  • Determined/hard-working
  • Adaptive
  • A lover of the outdoors and nature

Once you have made your list, ask yourself if you’re living a life in which you regularly utilise your strengths. Studies have found that people who use their strengths more at work and during leisure time:

  • Are happier, report lower levels of anxiety and depression and have good mental health overall[3]
  • Feel more positive about themselves and others and therefor, treat themselves and others with kindness
  • Feel healthier and have more energy, leading to an active lifestyle, healthy diet, increased vitality and concentration and being more open to new activities[4]
  • Feel a greater sense of job and life satisfaction and resilience to both to stress and illness[5]
  • Feel more confident, have higher levels of self-esteem and are more likely to tackle difficult tasks with a positive attitude
  • Experience faster levels of intellectual growth and development[6]
  • Are more able to adapt to challenges and changes at work
  • Are more engaged in their work[7]

Shifting attention to your strengths over perceived weaknesses can take time, but is very achievable and can greatly improve our sense of self-worth and outlook on life, the people around you and the future. When you are more accepting of your strengths, you tend to think more positively. It can be helpful to learn to challenge negative thinking about perceived weaknesses; e.g “I can’t cook”, might be challenged with “I can cook quite a few basic meals, but I don’t ‘love’ cooking, so I am happy to just leave it at that.”

Remember too that a perceived weakness can actually hold a hidden strength. I remember doing a counselling course early in my career, and in the first session the teacher asked us to reflect on a strength as a counsellor and a weakness. For most of us, it turned out that these were two sides of the same coin e.g. being empathetic and understanding had a flip side of sometimes being overly sensitive about things in life.

It can be helpful to ask yourself if your choice of work is bringing out your strengths, and if not, it is never too late to seek a change for the better. Acknowledging your strengths daily can help lead us to a more fulfilling life for yourself, with a greater sense of purpose.

[1] Why Focusing On Your Strengths is the Best Philosophy, Conlon, C, Updated 2019, https://www.lifehack.org/articles/productivity/why-focusing-on-your-strengths-is-the-best-philosophy.html

[2]Acknowledging Your Positives, Centre For Clinical Interventions, Updated 2019, https://www.cci.health.wa.gov.au/~/media/CCI/Mental%20Health%20Professionals/Self%20Esteem/Self%20Esteem%20-%20Information%20Sheets/Self-Esteem%20Information%20Sheet%20-%2004%20-%20Acknowledging%20Your%20Positives.pdf

[3] Ten Reasons to Focus on Your Strengths, McQuaid, M, Updated 2014, https://www.psychologytoday.com/au/blog/functioning-flourishing/201411/ten-reasons-focus-your-strengths

[4] ibid.

[5] ibid.

[6] ibid.

[7] ibid.

Bibliography:

Why Focusing On Your Strengths is the Best Philosophy.
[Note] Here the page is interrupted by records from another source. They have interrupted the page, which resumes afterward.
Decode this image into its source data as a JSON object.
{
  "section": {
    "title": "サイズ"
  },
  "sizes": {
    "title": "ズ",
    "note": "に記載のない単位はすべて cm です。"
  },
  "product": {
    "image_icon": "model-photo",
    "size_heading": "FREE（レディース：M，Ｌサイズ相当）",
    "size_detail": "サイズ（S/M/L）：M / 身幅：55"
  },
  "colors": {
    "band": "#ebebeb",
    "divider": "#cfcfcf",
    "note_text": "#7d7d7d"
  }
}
Conlon, C. Updated 2019. https://www.lifehack.org/articles/productivity/why-focusing-on-your-strengths-is-the-best-philosophy.html

Acknowledging Your Positives. Centre For Clinical Interventions. Updated 2019. https://www.cci.health.wa.gov.au/~/media/CCI/Mental%20Health%20Professionals/Self%20Esteem/Self%20Esteem%20-%20Information%20Sheets/Self-Esteem%20Information%20Sheet%20-%2004%20-%20Acknowledging%20Your%20Positives.pdf

Ten Reasons to Focus on Your Strengths. McQuaid, M. Updated 2014. https://www.psychologytoday.com/au/blog/functioning-flourishing/201411/ten-reasons-focus-your-strengths

back

Leave a Comment